About this exercise. Every line containing "Rechtsverhältnissen" should be identified and copied from the data below.

[App and web page records]
───

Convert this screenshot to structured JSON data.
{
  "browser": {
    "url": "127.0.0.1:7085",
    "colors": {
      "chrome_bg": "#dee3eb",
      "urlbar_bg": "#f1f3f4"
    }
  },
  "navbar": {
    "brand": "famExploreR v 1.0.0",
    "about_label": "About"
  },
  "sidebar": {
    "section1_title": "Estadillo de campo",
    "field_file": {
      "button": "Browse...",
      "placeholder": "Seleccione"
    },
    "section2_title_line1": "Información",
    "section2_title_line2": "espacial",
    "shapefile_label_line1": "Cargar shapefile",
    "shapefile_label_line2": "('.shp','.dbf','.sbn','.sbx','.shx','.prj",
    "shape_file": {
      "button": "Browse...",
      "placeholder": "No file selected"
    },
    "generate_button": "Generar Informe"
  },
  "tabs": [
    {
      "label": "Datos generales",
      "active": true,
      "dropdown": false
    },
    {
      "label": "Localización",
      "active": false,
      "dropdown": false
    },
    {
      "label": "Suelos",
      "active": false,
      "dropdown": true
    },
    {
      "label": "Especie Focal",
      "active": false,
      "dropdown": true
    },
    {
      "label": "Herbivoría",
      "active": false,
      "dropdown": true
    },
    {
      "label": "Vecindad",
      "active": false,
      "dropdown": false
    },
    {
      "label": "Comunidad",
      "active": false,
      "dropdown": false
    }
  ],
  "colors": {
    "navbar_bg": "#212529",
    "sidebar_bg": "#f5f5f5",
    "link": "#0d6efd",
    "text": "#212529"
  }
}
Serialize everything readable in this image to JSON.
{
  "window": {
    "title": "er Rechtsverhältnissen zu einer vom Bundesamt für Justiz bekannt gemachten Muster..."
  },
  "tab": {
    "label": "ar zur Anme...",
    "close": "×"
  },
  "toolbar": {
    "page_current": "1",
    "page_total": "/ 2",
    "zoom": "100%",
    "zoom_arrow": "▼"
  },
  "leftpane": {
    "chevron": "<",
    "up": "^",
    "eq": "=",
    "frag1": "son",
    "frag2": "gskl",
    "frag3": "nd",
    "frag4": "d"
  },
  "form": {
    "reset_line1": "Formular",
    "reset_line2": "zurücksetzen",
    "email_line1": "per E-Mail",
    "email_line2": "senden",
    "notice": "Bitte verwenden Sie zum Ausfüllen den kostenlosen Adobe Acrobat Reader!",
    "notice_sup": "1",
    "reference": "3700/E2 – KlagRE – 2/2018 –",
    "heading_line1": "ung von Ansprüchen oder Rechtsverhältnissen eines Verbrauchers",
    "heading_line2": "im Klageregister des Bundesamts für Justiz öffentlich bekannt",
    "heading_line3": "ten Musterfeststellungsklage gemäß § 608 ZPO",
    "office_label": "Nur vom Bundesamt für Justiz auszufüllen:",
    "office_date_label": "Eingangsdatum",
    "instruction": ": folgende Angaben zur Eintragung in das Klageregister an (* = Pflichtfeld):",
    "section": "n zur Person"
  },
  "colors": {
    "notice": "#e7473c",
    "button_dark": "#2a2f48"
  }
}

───

Exercise solution.
    "title": "er Rechtsverhältnissen zu einer vom Bundesamt für Justiz bekannt gemachten Muster..."
    "heading_line1": "ung von Ansprüchen oder Rechtsverhältnissen eines Verbrauchers",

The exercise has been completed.